- **WHAT TO DO**: Every line below needs to be reproduced exactly.

- **RECORDED INFORMATION**:
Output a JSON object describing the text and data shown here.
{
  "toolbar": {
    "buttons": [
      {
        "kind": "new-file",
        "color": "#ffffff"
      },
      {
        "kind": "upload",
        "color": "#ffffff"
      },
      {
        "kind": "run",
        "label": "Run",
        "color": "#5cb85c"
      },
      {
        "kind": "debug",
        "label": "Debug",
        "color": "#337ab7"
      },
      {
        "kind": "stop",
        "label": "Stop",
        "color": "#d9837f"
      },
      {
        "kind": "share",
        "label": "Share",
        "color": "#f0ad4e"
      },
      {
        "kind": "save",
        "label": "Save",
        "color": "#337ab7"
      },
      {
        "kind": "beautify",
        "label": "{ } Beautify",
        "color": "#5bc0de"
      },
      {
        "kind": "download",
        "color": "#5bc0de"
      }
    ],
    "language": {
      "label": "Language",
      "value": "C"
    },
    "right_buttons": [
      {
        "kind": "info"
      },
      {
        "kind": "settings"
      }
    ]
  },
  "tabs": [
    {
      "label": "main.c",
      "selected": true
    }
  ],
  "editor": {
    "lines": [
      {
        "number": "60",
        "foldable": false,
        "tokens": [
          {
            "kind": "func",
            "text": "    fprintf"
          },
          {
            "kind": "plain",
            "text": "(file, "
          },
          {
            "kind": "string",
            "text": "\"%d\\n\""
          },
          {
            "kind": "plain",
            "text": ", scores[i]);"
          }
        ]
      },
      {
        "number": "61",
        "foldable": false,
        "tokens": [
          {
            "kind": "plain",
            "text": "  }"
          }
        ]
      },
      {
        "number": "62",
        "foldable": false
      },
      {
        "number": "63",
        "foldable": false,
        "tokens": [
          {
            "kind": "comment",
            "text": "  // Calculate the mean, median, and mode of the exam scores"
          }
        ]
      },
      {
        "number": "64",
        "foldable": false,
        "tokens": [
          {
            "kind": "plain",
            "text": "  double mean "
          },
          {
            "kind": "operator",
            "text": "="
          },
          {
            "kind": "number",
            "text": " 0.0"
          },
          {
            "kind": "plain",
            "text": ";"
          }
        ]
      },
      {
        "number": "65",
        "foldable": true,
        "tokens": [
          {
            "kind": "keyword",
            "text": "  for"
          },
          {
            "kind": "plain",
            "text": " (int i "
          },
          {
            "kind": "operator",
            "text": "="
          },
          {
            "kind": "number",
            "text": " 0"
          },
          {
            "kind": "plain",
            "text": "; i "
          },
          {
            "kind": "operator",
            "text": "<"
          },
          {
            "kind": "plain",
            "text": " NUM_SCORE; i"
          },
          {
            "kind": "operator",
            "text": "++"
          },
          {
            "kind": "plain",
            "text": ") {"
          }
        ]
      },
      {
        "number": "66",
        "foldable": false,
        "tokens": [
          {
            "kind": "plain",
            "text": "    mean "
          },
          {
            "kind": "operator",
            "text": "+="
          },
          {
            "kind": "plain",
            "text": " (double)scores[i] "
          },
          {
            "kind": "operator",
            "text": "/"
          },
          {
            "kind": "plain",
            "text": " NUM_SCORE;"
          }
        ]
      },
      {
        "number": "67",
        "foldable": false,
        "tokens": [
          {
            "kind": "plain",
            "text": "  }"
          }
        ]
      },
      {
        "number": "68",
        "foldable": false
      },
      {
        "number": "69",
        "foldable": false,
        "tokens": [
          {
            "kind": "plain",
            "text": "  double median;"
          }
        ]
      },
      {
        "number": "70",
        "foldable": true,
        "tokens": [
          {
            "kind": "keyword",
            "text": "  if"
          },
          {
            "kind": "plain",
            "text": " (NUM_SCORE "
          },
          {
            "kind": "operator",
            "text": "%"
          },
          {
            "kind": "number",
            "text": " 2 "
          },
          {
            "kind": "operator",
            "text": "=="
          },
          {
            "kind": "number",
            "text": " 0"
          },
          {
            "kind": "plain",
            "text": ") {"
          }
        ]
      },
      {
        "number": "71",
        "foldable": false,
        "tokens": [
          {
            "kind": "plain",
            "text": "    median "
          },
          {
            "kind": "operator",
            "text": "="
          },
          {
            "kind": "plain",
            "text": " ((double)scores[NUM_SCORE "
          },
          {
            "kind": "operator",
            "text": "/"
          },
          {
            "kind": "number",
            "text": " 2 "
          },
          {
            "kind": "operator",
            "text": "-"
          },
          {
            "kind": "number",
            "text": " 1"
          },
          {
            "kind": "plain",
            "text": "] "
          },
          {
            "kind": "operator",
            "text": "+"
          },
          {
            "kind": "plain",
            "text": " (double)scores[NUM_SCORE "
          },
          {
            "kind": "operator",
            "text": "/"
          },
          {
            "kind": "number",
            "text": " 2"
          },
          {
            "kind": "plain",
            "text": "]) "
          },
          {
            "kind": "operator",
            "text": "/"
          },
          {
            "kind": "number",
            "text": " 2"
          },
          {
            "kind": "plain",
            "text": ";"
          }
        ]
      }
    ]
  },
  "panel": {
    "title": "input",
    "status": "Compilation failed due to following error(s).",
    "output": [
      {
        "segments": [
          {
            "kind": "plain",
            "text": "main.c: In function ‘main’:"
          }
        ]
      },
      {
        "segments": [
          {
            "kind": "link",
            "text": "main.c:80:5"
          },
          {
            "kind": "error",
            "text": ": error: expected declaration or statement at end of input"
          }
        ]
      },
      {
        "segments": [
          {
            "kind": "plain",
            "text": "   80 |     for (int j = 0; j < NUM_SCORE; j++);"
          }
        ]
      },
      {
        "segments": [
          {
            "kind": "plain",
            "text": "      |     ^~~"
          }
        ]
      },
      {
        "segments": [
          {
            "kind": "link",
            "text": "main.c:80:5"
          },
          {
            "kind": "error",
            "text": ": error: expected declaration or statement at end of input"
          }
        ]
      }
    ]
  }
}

- **FINAL ANSWER**:
Output a JSON object describing the text and data shown here.
{
  "toolbar": {
    "buttons": [
      {
        "kind": "new-file",
        "color": "#ffffff"
      },
      {
        "kind": "upload",
        "color": "#ffffff"
      },
      {
        "kind": "run",
        "label": "Run",
        "color": "#5cb85c"
      },
      {
        "kind": "debug",
        "label": "Debug",
        "color": "#337ab7"
      },
      {
        "kind": "stop",
        "label": "Stop",
        "color": "#d9837f"
      },
      {
        "kind": "share",
        "label": "Share",
        "color": "#f0ad4e"
      },
      {
        "kind": "save",
        "label": "Save",
        "color": "#337ab7"
      },
      {
        "kind": "beautify",
        "label": "{ } Beautify",
        "color": "#5bc0de"
      },
      {
        "kind": "download",
        "color": "#5bc0de"
      }
    ],
    "language": {
      "label": "Language",
      "value": "C"
    },
    "right_buttons": [
      {
        "kind": "info"
      },
      {
        "kind": "settings"
      }
    ]
  },
  "tabs": [
    {
      "label": "main.c",
      "selected": true
    }
  ],
  "editor": {
    "lines": [
      {
        "number": "60",
        "foldable": false,
        "tokens": [
          {
            "kind": "func",
            "text": "    fprintf"
          },
          {
            "kind": "plain",
            "text": "(file, "
          },
          {
            "kind": "string",
            "text": "\"%d\\n\""
          },
          {
            "kind": "plain",
            "text": ", scores[i]);"
          }
        ]
      },
      {
        "number": "61",
        "foldable": false,
        "tokens": [
          {
            "kind": "plain",
            "text": "  }"
          }
        ]
      },
      {
        "number": "62",
        "foldable": false
      },
      {
        "number": "63",
        "foldable": false,
        "tokens": [
          {
            "kind": "comment",
            "text": "  // Calculate the mean, median, and mode of the exam scores"
          }
        ]
      },
      {
        "number": "64",
        "foldable": false,
        "tokens": [
          {
            "kind": "plain",
            "text": "  double mean "
          },
          {
            "kind": "operator",
            "text": "="
          },
          {
            "kind": "number",
            "text": " 0.0"
          },
          {
            "kind": "plain",
            "text": ";"
          }
        ]
      },
      {
        "number": "65",
        "foldable": true,
        "tokens": [
          {
            "kind": "keyword",
            "text": "  for"
          },
          {
            "kind": "plain",
            "text": " (int i "
          },
          {
            "kind": "operator",
            "text": "="
          },
          {
            "kind": "number",
            "text": " 0"
          },
          {
            "kind": "plain",
            "text": "; i "
          },
          {
            "kind": "operator",
            "text": "<"
          },
          {
            "kind": "plain",
            "text": " NUM_SCORE; i"
          },
          {
            "kind": "operator",
            "text": "++"
          },
          {
            "kind": "plain",
            "text": ") {"
          }
        ]
      },
      {
        "number": "66",
        "foldable": false,
        "tokens": [
          {
            "kind": "plain",
            "text": "    mean "
          },
          {
            "kind": "operator",
            "text": "+="
          },
          {
            "kind": "plain",
            "text": " (double)scores[i] "
          },
          {
            "kind": "operator",
            "text": "/"
          },
          {
            "kind": "plain",
            "text": " NUM_SCORE;"
          }
        ]
      },
      {
        "number": "67",
        "foldable": false,
        "tokens": [
          {
            "kind": "plain",
            "text": "  }"
          }
        ]
      },
      {
        "number": "68",
        "foldable": false
      },
      {
        "number": "69",
        "foldable": false,
        "tokens": [
          {
            "kind": "plain",
            "text": "  double median;"
          }
        ]
      },
      {
        "number": "70",
        "foldable": true,
        "tokens": [
          {
            "kind": "keyword",
            "text": "  if"
          },
          {
            "kind": "plain",
            "text": " (NUM_SCORE "
          },
          {
            "kind": "operator",
            "text": "%"
          },
          {
            "kind": "number",
            "text": " 2 "
          },
          {
            "kind": "operator",
            "text": "=="
          },
          {
            "kind": "number",
            "text": " 0"
          },
          {
            "kind": "plain",
            "text": ") {"
          }
        ]
      },
      {
        "number": "71",
        "foldable": false,
        "tokens": [
          {
            "kind": "plain",
            "text": "    median "
          },
          {
            "kind": "operator",
            "text": "="
          },
          {
            "kind": "plain",
            "text": " ((double)scores[NUM_SCORE "
          },
          {
            "kind": "operator",
            "text": "/"
          },
          {
            "kind": "number",
            "text": " 2 "
          },
          {
            "kind": "operator",
            "text": "-"
          },
          {
            "kind": "number",
            "text": " 1"
          },
          {
            "kind": "plain",
            "text": "] "
          },
          {
            "kind": "operator",
            "text": "+"
          },
          {
            "kind": "plain",
            "text": " (double)scores[NUM_SCORE "
          },
          {
            "kind": "operator",
            "text": "/"
          },
          {
            "kind": "number",
            "text": " 2"
          },
          {
            "kind": "plain",
            "text": "]) "
          },
          {
            "kind": "operator",
            "text": "/"
          },
          {
            "kind": "number",
            "text": " 2"
          },
          {
            "kind": "plain",
            "text": ";"
          }
        ]
      }
    ]
  },
  "panel": {
    "title": "input",
    "status": "Compilation failed due to following error(s).",
    "output": [
      {
        "segments": [
          {
            "kind": "plain",
            "text": "main.c: In function ‘main’:"
          }
        ]
      },
      {
        "segments": [
          {
            "kind": "link",
            "text": "main.c:80:5"
          },
          {
            "kind": "error",
            "text": ": error: expected declaration or statement at end of input"
          }
        ]
      },
      {
        "segments": [
          {
            "kind": "plain",
            "text": "   80 |     for (int j = 0; j < NUM_SCORE; j++);"
          }
        ]
      },
      {
        "segments": [
          {
            "kind": "plain",
            "text": "      |     ^~~"
          }
        ]
      },
      {
        "segments": [
          {
            "kind": "link",
            "text": "main.c:80:5"
          },
          {
            "kind": "error",
            "text": ": error: expected declaration or statement at end of input"
          }
        ]
      }
    ]
  }
}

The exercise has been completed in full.